Calling for Accountability to Assure Public Service Values
Very respectfully, and despite my admittedly partial assessment of the plaintiffs’ submissions in light of their compelling situation, I am persuaded in the circumstances of this case the Province likely did not enjoy sufficient “neighbourhood” with the plaintiffs to support their claim for damages.
Notwithstanding the correctness of the result, however, one of the Court of Appeal’s operative assumptions in making its decision may have been that increased state discretion and a general removal of centralized controls —i.e. the “contracting out” of the delivery of public services such as the delegation of an Orphanage’s management to a Board– will usually lead to improved performance and increased efficiency. While this may often be the case, it is my respectful view that attention must be paid to the place of accountability in these new structures.
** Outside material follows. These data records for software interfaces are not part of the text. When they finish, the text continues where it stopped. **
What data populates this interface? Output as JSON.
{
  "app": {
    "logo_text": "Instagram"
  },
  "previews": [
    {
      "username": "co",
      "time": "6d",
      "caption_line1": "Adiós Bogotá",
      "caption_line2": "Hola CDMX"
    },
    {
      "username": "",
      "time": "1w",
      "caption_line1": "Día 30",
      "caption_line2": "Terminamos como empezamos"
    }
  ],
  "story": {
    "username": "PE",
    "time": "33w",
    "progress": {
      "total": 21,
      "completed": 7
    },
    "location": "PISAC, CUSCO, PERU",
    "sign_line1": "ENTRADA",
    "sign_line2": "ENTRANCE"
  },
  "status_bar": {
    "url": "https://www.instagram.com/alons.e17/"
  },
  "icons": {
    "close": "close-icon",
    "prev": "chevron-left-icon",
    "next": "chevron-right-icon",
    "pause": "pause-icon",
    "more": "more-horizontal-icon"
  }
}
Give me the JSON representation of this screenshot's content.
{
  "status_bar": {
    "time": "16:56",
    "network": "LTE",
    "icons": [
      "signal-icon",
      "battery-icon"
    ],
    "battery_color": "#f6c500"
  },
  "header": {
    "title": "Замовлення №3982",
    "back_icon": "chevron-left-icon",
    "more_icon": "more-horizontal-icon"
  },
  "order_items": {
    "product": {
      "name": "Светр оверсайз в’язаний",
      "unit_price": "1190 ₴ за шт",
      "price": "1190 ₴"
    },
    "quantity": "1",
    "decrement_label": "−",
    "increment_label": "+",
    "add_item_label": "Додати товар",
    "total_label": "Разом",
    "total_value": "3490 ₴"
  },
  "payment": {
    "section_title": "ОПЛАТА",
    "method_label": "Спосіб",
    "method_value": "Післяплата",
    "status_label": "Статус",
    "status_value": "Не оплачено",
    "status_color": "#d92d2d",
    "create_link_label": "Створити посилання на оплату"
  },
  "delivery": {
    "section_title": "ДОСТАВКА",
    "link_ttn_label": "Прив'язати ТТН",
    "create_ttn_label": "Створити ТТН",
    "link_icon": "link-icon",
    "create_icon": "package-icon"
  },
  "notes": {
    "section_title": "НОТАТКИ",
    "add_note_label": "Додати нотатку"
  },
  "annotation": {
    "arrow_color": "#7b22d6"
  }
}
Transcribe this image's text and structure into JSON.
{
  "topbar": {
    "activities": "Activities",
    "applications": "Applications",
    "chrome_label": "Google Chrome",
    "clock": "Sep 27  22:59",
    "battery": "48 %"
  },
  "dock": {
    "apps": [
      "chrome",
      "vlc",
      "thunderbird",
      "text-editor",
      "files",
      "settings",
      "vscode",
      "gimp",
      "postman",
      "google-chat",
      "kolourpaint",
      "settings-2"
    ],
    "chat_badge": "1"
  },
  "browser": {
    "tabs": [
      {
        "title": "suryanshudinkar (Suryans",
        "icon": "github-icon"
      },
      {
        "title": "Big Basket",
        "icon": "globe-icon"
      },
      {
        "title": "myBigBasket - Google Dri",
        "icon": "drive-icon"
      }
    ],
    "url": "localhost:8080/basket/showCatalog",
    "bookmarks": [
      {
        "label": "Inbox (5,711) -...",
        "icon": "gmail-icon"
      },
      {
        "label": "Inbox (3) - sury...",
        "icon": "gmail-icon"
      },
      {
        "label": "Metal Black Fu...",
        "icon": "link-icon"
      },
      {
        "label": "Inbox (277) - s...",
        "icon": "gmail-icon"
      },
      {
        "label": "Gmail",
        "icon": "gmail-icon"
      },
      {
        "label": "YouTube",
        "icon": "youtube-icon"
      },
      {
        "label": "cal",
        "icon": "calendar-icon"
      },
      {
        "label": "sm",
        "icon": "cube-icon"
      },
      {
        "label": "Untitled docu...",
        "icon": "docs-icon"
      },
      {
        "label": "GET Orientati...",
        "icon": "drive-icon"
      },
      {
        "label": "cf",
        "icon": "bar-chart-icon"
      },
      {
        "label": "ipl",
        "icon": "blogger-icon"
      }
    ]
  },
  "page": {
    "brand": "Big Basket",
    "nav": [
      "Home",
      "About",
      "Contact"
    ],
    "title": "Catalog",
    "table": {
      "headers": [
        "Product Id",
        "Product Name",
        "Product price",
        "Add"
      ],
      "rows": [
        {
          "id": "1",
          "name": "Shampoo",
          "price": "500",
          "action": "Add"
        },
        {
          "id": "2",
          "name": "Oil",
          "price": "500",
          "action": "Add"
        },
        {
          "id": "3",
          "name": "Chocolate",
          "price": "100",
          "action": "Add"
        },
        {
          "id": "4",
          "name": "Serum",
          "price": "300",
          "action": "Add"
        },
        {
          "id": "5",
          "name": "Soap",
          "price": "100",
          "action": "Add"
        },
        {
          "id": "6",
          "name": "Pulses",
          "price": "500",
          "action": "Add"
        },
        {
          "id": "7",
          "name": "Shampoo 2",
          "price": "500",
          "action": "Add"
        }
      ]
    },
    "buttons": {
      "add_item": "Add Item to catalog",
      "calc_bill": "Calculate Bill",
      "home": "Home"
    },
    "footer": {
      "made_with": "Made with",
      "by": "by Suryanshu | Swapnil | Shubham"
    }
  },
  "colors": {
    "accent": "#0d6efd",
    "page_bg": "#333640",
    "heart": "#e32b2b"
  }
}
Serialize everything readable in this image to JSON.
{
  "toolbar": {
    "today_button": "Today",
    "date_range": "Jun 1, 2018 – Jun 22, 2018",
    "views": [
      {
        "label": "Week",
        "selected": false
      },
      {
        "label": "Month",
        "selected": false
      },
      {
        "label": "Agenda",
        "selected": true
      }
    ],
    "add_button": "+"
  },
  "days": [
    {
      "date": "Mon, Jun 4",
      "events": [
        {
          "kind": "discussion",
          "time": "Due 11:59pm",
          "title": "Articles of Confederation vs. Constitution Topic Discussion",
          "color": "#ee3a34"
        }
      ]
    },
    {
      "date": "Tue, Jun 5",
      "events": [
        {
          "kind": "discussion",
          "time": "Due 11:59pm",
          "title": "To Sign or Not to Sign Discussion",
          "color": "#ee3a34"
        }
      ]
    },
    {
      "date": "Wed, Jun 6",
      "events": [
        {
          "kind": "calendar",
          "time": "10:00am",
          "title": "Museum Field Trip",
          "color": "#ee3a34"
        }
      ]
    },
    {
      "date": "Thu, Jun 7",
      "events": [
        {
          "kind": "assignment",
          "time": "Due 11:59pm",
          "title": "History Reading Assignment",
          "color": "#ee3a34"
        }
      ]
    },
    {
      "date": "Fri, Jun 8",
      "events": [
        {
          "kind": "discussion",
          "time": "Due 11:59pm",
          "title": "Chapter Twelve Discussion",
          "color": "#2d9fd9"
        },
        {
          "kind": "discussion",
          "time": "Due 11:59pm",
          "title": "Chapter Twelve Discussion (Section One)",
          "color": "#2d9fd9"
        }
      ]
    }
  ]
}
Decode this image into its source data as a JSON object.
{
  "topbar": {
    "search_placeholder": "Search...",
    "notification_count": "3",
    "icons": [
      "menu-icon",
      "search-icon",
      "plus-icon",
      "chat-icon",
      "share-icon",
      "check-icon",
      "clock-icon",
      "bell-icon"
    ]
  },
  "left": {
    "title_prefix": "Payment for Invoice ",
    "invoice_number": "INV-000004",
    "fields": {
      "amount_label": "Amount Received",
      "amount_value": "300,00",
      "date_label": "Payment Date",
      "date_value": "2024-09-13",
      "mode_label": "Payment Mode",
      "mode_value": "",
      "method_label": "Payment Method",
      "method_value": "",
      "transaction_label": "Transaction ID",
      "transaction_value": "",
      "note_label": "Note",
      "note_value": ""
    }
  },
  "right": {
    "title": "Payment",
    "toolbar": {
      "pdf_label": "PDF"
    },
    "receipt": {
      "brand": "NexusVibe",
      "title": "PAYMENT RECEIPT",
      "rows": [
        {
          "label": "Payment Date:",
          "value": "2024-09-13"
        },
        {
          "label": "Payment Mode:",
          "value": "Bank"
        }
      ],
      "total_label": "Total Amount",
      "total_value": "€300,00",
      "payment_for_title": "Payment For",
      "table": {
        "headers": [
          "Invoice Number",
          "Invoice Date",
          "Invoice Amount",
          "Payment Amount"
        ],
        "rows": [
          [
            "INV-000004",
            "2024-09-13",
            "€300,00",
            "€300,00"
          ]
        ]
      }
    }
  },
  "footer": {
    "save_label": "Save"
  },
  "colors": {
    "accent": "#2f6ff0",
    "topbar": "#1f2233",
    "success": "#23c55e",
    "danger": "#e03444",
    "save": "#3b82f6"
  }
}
No government authority may be designated blindly. Appropriate accountability regimes are integral to the promotion and security of the public service values motivating any debureaucratization of state power, especially when it concerns the care and supervision of our most vulnerable.
We are left, then, with an uneasy resolution in Broome. It is apparent that an official state structure (the Province of PEI) and/or its devolved structure (the Board of Trustees) may have failed to protect residents of the Orphanage from serious physical and sexual harm. Whatever the merit of the plaintiffs’ claims, there was evidently an accountability deficit in the Province’s public administration: for example, there was no evidence presented that its government ever carried out internal or external audits, inspections, or other review processes into the Board’s management or Orphanage’s operations. While these may not have been standard practices in the child care context in 1921, it is startling that such a significant responsibility as child protection was delegated without real oversight for so long.
What I hope Broome may inspire is critical reflection of devolved state structures still in place and lacking accountability regimes, thereby enabling abuses of power and possibly leading to tragedies as devestating as that which is alleged to have occurred at the Prince Edward Island Protestant Orphanage. While I appreciate that our Supreme Court may not be mandated to conduct such an in-depth inquiry into such broader structural concerns on the limited facts before it, I reserve hope that it considers such criticism in its eventual judgment.